Work to be completed >> Within the entries that follow, show each line where the word "illustration" occurs.

[Element data from apps and pages]

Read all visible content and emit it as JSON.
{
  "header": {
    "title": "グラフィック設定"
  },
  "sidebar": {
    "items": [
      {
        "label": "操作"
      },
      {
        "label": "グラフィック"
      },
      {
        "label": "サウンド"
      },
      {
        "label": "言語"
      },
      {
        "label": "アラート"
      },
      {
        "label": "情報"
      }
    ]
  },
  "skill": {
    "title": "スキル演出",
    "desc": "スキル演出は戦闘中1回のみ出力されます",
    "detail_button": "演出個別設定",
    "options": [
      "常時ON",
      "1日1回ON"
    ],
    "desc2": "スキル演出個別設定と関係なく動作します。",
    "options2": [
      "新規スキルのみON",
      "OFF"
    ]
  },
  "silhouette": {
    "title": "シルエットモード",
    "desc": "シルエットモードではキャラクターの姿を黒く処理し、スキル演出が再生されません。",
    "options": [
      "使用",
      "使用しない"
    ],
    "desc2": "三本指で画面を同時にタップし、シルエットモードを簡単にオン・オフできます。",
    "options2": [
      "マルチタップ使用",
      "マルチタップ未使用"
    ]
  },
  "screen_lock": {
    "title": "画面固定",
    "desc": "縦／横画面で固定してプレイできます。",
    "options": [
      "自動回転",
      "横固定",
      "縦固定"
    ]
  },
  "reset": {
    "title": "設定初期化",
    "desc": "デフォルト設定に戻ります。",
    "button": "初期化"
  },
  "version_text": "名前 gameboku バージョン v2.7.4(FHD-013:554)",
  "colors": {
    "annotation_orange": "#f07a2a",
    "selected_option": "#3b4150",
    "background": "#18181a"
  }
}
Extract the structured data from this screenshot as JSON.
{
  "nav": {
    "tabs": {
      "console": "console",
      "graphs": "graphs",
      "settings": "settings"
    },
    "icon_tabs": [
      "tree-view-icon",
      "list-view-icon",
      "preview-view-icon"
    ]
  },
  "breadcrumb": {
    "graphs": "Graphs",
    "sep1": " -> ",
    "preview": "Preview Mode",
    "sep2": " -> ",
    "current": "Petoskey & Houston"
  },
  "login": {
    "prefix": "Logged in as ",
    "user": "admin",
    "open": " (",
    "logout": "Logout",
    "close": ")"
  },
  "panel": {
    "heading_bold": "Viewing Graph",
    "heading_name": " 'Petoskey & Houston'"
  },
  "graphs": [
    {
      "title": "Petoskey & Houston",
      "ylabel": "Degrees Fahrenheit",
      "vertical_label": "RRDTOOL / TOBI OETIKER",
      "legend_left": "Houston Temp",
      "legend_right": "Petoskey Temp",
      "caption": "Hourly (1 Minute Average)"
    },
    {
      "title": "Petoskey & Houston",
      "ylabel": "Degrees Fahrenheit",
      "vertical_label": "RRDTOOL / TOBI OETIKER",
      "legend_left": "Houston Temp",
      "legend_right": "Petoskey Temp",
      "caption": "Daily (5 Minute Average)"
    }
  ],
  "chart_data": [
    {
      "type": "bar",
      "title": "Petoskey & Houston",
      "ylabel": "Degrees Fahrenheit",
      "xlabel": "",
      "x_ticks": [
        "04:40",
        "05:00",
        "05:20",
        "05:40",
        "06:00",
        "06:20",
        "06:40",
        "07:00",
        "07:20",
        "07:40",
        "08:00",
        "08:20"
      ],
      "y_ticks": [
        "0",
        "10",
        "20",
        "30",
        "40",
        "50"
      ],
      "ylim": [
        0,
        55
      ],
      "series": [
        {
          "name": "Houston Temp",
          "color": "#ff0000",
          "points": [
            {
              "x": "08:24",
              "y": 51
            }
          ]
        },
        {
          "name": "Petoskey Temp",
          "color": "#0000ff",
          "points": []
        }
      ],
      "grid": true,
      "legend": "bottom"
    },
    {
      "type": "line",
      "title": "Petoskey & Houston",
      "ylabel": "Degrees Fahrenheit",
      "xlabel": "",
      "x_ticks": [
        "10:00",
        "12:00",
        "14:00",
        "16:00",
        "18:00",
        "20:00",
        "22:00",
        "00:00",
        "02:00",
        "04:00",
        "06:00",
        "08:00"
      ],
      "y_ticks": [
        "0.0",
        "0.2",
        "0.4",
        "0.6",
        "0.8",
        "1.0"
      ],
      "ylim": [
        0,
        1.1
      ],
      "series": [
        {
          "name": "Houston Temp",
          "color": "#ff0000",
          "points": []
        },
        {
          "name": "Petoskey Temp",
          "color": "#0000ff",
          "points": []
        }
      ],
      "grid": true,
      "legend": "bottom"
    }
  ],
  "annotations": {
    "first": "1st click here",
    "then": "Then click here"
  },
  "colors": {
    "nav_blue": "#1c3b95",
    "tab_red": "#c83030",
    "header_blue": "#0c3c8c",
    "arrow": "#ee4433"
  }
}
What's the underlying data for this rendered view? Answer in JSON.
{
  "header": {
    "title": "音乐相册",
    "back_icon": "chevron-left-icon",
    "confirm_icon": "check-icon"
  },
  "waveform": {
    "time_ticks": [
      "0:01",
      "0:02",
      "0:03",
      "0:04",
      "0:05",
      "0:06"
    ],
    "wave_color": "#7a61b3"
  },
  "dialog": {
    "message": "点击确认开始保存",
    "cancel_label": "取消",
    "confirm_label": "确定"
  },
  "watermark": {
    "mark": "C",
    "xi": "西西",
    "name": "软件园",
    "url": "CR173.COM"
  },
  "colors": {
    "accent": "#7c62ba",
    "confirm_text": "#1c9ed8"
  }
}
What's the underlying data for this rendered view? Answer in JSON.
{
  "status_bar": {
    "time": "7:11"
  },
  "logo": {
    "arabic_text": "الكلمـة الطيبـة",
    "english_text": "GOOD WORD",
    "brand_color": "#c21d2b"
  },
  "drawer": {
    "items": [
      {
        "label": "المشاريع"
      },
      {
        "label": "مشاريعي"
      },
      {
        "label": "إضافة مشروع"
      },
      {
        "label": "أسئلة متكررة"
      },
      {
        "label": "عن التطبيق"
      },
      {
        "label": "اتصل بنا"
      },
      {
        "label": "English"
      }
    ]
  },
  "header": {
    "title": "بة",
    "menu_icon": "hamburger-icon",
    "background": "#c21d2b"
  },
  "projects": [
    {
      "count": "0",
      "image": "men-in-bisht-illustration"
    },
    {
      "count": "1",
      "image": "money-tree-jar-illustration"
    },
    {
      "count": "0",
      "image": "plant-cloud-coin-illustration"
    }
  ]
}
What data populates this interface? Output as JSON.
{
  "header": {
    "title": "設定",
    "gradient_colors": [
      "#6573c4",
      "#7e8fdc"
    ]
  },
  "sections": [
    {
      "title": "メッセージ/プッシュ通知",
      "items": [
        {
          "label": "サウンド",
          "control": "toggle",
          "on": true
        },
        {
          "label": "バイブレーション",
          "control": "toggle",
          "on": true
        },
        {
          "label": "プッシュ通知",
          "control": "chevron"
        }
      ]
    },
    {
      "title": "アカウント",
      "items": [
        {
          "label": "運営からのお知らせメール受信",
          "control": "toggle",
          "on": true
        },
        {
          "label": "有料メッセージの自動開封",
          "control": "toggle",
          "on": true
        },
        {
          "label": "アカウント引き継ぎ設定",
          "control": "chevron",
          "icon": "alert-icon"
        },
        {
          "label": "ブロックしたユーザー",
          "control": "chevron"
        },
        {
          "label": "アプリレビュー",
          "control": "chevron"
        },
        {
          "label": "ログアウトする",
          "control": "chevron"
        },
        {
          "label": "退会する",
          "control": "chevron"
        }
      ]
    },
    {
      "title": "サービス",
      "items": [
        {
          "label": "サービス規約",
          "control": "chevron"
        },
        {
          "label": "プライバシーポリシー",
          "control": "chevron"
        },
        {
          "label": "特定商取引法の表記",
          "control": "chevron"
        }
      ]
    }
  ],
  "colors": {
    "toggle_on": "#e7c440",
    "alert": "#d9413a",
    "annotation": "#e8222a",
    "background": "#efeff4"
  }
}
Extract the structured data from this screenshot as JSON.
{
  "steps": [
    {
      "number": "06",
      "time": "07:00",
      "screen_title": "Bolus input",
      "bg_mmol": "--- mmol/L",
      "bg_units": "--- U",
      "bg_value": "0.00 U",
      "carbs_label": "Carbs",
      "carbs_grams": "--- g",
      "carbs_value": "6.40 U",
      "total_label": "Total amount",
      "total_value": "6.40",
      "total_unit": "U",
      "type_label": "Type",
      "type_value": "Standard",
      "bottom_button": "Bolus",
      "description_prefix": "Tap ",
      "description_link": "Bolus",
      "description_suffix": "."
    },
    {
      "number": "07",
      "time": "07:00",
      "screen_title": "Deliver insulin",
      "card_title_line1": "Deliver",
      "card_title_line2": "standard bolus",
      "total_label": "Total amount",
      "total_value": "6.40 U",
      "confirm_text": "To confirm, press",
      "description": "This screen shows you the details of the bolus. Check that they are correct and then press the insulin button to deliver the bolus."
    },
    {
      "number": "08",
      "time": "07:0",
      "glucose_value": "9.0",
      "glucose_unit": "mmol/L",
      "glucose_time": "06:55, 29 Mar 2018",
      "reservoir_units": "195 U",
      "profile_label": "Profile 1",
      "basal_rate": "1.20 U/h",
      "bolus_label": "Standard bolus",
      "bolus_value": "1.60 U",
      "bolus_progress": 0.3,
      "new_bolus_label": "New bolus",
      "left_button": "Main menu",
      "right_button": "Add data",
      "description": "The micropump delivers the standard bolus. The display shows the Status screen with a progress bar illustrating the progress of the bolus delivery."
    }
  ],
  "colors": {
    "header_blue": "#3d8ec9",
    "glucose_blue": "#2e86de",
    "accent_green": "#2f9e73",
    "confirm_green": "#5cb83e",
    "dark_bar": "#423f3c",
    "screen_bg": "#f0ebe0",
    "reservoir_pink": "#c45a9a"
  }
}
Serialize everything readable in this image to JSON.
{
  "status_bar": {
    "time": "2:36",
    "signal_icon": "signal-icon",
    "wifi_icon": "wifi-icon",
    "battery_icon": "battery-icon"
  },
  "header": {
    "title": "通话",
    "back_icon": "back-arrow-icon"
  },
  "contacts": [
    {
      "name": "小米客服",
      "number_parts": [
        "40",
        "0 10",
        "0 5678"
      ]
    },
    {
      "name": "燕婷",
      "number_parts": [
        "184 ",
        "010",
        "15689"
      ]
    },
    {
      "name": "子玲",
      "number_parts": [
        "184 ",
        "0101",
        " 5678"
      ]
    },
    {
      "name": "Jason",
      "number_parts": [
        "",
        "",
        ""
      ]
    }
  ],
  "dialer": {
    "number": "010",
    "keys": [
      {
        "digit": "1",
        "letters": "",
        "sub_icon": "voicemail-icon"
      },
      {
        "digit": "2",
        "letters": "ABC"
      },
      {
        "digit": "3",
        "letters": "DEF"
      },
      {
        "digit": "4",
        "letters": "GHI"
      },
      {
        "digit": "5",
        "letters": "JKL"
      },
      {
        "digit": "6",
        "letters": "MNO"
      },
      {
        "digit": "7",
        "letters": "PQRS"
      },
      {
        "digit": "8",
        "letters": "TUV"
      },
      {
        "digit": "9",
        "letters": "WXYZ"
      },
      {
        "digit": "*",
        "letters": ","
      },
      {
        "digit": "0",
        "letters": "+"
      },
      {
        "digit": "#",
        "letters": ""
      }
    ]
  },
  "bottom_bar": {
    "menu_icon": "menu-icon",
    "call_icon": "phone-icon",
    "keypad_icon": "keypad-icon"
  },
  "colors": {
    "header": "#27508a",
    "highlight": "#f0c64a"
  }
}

Exercise result >>
      "image": "men-in-bisht-illustration"
      "image": "money-tree-jar-illustration"
      "image": "plant-cloud-coin-illustration"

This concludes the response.